Final Jeopardy in “updateable” e-book
The e-book of Final Jeopardy can be pre-ordered, as of today, at Amazon and B…amp;N–but there’s a wrinkle. The e-book that turns up on Jan. 26 will be a partial e-book, with only the first 11 chapters.
The e-book of Final Jeopardy can be pre-ordered, as of today, at Amazon and B…amp;N–but there’s a wrinkle. The e-book that turns up on Jan. 26 will be a partial e-book, with only the first 11 chapters. The final chapter, including the result of the man-vs-machine showdown between IBM’s computer and the two human champions, will arrive on Feb. 17 ( following the Feb. 14/15/16 televised match) as an update. USA Today carries the story of the updateable e-book.
This shows how with e-books, books can participate in breaking news. Traditionally, when a big event happens, magazines and newspapers produce the drum-roll of anticipation and the early analysis. Books arrive later, usually by several months, with the fuller account. With this book, I’m hoping, many readers interested in the event will have read the entire back story of Watson’s development, the machine’s towering strengths and gaping vulnerabilities, what it means for artificial intelligence, and so on–and know all of this when they sit down to watch the match on TV. The day after the match, the final chapter will turn up–and the full book will arrive in book stores.
I’m thinking that this could lead to new relations between authors and readers. Conceivably, readers could subscribe to updates on the book, or other subjects, through the same channels. If I wrote a related magazine article in the middle of next year, maybe that too could arrive as an addendum. Of course, this is bound to produce some friction. The authors, no doubt, will want to establish a direct connection with the readers. But it will belong, at least in these early days, to the online booksellers.
I appreciate Houghton MIfflin Harcourt’s eagerness to experiment with this new form of e-book and to Amazon and B…amp;N’s willingness to jump in. One thing I’d like to add on the book sites is an explicit note to e-book shoppers that they’re going to be getting a partial book. B…amp;N spells it out in the synopsis:
The eBook’s final chapter will divulge the winner and analyze the match, and will be available to readers as a free update directly after the event finale airs.

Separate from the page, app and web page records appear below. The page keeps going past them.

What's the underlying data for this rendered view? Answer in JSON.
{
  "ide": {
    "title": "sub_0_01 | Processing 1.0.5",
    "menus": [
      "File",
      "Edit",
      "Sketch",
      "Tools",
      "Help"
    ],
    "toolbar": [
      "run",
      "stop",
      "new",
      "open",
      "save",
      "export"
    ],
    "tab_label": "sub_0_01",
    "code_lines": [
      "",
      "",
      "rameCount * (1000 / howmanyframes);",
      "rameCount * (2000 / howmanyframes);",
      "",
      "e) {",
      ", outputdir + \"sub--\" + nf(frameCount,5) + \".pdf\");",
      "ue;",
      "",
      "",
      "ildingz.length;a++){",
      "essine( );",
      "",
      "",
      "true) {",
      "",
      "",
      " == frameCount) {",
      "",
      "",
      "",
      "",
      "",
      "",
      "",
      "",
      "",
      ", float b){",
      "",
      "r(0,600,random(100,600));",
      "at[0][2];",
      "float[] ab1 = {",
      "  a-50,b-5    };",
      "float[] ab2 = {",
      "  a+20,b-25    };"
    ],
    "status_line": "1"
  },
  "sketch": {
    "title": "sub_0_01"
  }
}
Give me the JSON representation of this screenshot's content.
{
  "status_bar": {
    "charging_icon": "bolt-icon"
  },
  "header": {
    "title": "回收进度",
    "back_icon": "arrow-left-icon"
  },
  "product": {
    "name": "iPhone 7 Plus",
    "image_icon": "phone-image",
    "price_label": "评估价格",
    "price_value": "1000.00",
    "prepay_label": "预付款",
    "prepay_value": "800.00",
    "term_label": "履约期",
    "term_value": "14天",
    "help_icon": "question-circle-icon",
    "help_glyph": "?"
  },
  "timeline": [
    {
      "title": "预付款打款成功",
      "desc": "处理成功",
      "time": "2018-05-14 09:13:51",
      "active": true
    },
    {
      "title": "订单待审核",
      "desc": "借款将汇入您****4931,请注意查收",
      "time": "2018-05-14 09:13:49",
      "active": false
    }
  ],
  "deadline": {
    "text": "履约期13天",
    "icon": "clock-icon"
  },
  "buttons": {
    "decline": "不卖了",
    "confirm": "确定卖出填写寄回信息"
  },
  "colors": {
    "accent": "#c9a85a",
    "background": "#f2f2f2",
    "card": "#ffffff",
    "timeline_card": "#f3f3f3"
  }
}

But some readers, when they know they want a book, simply click to buy and don’t bother with the synopsis. I’d like them to get a clear alert about what they’re going to be getting, and when.
You must log in to post a comment.